Your goal —
In the material below, find all lines with the string "createSong" and copy them.

Supplied entries —

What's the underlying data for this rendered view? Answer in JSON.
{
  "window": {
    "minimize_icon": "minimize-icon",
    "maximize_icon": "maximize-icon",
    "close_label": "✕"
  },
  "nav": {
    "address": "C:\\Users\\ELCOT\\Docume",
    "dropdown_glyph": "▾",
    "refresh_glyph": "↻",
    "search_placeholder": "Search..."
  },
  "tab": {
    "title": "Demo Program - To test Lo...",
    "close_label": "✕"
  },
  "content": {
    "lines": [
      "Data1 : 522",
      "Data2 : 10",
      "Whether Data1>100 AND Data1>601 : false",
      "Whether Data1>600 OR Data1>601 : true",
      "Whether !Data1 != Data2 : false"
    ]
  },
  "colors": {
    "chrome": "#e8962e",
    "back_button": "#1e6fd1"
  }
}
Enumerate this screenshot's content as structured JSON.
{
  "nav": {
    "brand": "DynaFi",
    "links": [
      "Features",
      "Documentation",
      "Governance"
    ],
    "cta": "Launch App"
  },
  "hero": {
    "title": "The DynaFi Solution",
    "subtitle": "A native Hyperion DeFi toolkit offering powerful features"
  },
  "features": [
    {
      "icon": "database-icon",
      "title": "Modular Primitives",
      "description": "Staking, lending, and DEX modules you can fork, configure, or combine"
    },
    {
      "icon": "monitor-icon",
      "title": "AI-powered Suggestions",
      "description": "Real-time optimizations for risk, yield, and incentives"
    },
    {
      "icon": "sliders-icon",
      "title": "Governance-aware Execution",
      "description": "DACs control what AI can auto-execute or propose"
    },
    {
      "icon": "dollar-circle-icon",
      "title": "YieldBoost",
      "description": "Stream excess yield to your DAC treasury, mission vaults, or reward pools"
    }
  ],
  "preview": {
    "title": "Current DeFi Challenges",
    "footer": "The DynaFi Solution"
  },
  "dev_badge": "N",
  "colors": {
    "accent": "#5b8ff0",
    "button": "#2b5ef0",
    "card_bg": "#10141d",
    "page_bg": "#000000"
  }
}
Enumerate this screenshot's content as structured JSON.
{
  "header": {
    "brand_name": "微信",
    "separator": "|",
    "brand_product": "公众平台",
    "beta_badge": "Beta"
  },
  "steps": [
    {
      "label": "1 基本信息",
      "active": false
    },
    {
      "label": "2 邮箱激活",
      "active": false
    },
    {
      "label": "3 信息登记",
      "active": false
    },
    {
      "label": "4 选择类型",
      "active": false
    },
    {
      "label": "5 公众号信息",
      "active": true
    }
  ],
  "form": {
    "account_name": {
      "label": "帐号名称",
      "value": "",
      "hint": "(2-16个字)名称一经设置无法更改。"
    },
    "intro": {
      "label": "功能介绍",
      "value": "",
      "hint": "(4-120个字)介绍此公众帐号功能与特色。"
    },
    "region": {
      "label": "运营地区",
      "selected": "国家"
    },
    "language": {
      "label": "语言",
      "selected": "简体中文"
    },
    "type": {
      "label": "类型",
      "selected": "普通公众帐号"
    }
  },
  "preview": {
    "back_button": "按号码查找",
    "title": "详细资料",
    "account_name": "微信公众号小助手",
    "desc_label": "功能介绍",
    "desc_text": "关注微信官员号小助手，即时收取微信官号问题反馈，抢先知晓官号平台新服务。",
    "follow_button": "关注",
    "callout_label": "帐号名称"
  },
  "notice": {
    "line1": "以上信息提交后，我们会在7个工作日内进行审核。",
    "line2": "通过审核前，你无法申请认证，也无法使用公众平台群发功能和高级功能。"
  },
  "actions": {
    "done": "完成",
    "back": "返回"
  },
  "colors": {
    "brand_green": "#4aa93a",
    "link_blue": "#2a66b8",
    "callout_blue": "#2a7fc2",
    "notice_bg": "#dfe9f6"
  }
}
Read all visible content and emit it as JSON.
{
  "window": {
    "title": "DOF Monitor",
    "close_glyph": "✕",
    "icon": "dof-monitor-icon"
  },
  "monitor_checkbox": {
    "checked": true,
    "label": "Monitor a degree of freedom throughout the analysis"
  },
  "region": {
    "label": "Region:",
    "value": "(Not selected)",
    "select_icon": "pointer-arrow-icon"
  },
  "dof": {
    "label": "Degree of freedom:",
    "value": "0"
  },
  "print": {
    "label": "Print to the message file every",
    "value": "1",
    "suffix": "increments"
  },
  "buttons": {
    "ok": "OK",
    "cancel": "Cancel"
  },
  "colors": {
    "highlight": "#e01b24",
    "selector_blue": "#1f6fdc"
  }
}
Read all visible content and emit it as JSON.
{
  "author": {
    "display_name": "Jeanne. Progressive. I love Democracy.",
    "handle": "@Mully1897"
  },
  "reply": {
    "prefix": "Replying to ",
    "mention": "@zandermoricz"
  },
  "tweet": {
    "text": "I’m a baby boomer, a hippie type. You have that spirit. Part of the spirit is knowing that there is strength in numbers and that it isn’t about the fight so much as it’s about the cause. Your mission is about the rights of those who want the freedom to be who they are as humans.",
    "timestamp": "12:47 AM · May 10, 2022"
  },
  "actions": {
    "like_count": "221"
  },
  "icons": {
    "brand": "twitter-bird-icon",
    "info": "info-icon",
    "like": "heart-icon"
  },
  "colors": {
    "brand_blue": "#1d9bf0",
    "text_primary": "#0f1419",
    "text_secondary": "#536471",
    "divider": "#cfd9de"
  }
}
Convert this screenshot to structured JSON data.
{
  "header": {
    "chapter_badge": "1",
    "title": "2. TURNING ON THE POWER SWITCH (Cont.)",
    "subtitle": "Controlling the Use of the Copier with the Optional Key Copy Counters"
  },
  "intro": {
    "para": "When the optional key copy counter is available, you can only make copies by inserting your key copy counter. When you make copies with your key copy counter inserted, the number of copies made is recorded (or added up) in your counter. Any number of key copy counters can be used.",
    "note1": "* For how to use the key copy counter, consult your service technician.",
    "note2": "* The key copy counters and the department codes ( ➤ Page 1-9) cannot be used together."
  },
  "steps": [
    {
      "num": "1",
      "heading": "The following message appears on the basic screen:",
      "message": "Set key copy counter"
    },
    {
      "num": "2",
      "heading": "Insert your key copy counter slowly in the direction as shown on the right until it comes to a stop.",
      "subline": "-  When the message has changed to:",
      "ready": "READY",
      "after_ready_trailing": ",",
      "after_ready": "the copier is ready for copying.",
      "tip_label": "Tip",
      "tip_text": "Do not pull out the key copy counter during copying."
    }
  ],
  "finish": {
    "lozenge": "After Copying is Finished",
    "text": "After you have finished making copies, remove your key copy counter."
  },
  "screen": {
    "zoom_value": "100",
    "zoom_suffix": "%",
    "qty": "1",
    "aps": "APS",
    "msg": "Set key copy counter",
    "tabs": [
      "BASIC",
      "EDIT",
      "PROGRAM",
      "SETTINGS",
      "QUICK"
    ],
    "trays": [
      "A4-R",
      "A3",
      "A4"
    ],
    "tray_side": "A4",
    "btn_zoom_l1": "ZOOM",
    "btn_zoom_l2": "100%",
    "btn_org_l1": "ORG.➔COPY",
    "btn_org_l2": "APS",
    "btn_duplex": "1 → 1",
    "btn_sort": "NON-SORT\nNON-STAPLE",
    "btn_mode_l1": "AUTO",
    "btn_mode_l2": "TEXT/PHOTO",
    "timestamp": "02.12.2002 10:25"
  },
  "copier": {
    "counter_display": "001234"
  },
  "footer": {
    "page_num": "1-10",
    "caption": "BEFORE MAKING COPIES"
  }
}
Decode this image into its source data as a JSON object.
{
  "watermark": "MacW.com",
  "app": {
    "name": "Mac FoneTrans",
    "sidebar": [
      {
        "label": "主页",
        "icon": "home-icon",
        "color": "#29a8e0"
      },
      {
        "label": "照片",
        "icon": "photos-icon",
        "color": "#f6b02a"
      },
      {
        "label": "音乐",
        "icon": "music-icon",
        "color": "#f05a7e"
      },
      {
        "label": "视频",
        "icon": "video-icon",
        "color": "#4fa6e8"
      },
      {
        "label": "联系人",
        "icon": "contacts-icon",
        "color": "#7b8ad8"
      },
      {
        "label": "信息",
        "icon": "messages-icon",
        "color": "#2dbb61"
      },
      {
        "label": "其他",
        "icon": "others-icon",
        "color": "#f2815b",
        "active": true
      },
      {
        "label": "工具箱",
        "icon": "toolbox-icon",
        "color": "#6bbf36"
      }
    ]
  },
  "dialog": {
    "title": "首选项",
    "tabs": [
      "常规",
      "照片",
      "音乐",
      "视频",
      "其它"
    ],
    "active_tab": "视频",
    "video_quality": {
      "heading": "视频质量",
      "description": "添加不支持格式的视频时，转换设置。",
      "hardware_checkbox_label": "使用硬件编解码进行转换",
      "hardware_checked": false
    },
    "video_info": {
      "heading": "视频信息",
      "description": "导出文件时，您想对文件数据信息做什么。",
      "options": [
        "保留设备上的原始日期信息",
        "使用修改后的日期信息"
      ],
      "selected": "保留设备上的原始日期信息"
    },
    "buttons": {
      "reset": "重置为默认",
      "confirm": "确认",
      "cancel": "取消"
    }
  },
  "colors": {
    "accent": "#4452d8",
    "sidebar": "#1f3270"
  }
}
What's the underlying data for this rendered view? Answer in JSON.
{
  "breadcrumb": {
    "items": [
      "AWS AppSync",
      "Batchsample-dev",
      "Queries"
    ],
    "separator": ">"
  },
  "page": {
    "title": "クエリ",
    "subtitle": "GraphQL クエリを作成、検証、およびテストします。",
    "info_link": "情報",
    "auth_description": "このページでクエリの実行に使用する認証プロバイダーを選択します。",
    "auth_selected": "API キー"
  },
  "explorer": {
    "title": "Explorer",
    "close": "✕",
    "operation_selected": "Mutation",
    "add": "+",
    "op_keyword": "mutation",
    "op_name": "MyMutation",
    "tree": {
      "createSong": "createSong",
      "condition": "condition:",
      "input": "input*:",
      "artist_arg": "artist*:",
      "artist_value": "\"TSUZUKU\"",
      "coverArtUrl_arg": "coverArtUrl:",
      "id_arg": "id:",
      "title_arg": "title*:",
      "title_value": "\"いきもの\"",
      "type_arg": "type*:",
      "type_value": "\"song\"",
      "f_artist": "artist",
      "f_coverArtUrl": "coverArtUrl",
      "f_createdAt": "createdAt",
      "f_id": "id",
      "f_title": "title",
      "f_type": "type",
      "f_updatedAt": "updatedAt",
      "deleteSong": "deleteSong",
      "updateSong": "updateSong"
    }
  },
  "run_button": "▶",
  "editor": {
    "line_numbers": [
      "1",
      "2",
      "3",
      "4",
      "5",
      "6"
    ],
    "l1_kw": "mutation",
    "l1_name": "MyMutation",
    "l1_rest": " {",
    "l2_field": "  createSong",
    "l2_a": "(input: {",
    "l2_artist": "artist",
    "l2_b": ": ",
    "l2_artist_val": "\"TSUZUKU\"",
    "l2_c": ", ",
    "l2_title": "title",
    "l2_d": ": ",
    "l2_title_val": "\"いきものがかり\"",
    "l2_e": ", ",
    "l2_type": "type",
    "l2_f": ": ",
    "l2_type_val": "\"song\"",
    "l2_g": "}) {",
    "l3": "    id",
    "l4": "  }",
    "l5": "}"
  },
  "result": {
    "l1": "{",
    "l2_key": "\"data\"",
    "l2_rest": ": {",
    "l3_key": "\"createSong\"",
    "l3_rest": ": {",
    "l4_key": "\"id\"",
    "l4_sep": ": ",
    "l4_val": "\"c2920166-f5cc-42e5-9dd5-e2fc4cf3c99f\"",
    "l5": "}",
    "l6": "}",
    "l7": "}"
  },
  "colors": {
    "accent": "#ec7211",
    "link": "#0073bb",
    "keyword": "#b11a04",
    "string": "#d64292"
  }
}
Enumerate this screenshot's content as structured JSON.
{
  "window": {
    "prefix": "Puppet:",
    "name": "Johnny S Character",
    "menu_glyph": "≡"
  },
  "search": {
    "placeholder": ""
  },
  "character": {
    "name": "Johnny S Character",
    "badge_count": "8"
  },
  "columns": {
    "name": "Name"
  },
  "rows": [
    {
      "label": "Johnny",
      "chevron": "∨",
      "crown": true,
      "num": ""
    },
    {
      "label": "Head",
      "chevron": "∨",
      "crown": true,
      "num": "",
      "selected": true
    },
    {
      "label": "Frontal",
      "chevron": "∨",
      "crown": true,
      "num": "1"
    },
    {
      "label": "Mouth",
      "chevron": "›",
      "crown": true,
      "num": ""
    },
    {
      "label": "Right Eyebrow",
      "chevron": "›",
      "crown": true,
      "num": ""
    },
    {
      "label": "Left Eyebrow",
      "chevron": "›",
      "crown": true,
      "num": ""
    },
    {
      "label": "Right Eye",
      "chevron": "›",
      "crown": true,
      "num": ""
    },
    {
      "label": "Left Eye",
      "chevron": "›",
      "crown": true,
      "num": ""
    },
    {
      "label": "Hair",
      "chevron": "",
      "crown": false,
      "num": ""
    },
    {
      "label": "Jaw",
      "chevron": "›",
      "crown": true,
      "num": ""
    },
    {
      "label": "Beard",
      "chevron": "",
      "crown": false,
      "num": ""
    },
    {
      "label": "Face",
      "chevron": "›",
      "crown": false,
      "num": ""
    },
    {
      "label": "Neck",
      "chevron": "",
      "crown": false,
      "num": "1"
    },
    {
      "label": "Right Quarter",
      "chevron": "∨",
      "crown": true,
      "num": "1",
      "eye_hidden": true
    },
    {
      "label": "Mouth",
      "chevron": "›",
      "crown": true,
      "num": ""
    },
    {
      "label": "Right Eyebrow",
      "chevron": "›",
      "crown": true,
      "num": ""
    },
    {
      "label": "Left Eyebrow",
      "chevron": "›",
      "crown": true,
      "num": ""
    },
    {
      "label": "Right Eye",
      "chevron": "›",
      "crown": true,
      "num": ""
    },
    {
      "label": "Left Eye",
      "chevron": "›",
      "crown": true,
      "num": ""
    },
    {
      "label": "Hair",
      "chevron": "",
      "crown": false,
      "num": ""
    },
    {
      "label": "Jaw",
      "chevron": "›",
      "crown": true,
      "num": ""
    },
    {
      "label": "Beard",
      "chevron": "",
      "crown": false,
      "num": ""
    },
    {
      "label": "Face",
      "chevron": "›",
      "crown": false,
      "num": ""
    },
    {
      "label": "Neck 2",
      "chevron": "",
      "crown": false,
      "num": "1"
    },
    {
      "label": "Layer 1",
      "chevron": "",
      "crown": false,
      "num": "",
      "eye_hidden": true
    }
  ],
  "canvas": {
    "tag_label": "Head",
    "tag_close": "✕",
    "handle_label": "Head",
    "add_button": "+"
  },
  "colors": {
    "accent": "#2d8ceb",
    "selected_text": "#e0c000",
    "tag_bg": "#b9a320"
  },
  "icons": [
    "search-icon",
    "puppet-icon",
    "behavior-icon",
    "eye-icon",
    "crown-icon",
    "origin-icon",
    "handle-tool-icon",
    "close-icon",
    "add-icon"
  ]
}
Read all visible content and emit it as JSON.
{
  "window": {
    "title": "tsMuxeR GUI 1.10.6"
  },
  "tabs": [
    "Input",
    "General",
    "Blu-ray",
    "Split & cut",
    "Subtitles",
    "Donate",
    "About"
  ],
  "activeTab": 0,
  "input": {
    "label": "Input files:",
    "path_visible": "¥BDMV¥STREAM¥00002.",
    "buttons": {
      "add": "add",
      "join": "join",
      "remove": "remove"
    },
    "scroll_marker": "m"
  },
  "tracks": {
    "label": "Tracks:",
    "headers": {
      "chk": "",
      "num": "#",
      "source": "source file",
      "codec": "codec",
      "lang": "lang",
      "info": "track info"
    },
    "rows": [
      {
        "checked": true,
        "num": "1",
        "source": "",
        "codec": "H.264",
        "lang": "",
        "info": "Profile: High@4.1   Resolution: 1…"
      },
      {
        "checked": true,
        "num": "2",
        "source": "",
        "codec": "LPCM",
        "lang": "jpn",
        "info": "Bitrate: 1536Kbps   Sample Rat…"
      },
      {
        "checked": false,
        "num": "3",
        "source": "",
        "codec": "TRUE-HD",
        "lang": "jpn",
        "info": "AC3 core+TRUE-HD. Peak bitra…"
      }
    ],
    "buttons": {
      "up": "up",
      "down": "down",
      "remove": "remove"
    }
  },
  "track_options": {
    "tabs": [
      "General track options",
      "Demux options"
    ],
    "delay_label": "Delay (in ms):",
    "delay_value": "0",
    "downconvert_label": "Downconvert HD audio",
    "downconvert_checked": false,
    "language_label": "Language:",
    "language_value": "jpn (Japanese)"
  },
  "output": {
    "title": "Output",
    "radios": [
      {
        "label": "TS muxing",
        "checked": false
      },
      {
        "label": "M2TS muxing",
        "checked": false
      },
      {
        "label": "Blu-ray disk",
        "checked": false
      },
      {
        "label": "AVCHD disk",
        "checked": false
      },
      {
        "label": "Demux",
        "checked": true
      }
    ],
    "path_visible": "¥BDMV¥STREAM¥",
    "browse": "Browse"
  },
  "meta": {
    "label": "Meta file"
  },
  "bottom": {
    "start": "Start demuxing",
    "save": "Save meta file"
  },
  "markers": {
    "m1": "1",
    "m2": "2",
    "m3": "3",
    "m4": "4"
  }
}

Exercise output —
      "createSong": "createSong",
    "l2_field": "  createSong",
    "l3_key": "\"createSong\"",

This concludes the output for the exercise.